• Your task:
Repeat verbatim what the listing holds, but not its pictures.

=== Supplied records ===

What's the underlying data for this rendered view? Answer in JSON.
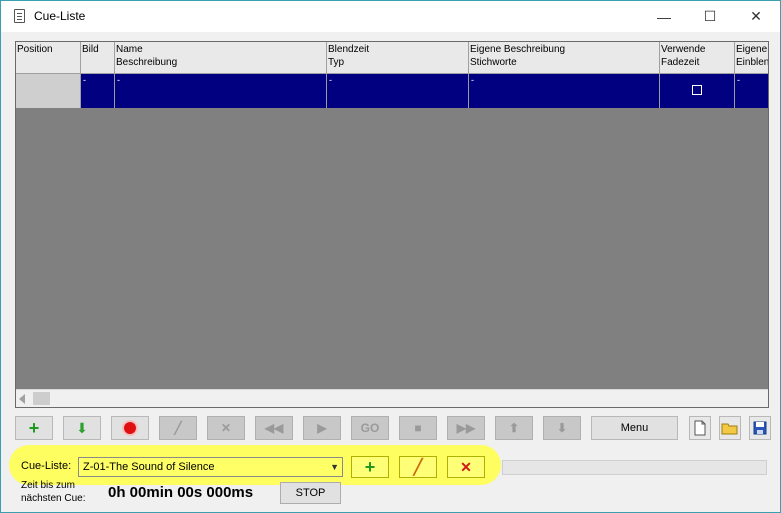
{
  "window": {
    "title": "Cue-Liste",
    "minimize": "—",
    "maximize": "☐",
    "close": "✕"
  },
  "grid": {
    "headers": [
      [
        "Position",
        ""
      ],
      [
        "Bild",
        ""
      ],
      [
        "Name",
        "Beschreibung"
      ],
      [
        "Blendzeit",
        "Typ"
      ],
      [
        "Eigene Beschreibung",
        "Stichworte"
      ],
      [
        "Verwende",
        "Fadezeit"
      ],
      [
        "Eigene",
        "Einblen"
      ]
    ],
    "row": [
      "-",
      "-",
      "-",
      "-",
      "",
      "-"
    ],
    "row_checkbox_checked": false
  },
  "toolbar": {
    "add_icon": "+",
    "down_icon": "⬇",
    "record_icon": "●",
    "edit_icon": "╱",
    "delete_icon": "✕",
    "rewind_icon": "◀◀",
    "play_icon": "▶",
    "go_label": "GO",
    "stop_icon": "■",
    "forward_icon": "▶▶",
    "up_icon": "⬆",
    "down2_icon": "⬇",
    "menu_label": "Menu"
  },
  "footer": {
    "cue_list_label": "Cue-Liste:",
    "cue_list_value": "Z-01-The Sound of Silence",
    "time_label_line1": "Zeit bis zum",
    "time_label_line2": "nächsten Cue:",
    "time_value": "0h 00min 00s 000ms",
    "stop_label": "STOP",
    "add_icon": "+",
    "edit_icon": "╱",
    "delete_icon": "✕"
  },
  "colors": {
    "selection": "#000080",
    "highlight": "#ffff55",
    "grid_bg": "#808080"
  }
}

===

• Reply:
What's the underlying data for this rendered view? Answer in JSON.
{
  "window": {
    "title": "Cue-Liste",
    "minimize": "—",
    "maximize": "☐",
    "close": "✕"
  },
  "grid": {
    "headers": [
      [
        "Position",
        ""
      ],
      [
        "Bild",
        ""
      ],
      [
        "Name",
        "Beschreibung"
      ],
      [
        "Blendzeit",
        "Typ"
      ],
      [
        "Eigene Beschreibung",
        "Stichworte"
      ],
      [
        "Verwende",
        "Fadezeit"
      ],
      [
        "Eigene",
        "Einblen"
      ]
    ],
    "row": [
      "-",
      "-",
      "-",
      "-",
      "",
      "-"
    ],
    "row_checkbox_checked": false
  },
  "toolbar": {
    "add_icon": "+",
    "down_icon": "⬇",
    "record_icon": "●",
    "edit_icon": "╱",
    "delete_icon": "✕",
    "rewind_icon": "◀◀",
    "play_icon": "▶",
    "go_label": "GO",
    "stop_icon": "■",
    "forward_icon": "▶▶",
    "up_icon": "⬆",
    "down2_icon": "⬇",
    "menu_label": "Menu"
  },
  "footer": {
    "cue_list_label": "Cue-Liste:",
    "cue_list_value": "Z-01-The Sound of Silence",
    "time_label_line1": "Zeit bis zum",
    "time_label_line2": "nächsten Cue:",
    "time_value": "0h 00min 00s 000ms",
    "stop_label": "STOP",
    "add_icon": "+",
    "edit_icon": "╱",
    "delete_icon": "✕"
  },
  "colors": {
    "selection": "#000080",
    "highlight": "#ffff55",
    "grid_bg": "#808080"
  }
}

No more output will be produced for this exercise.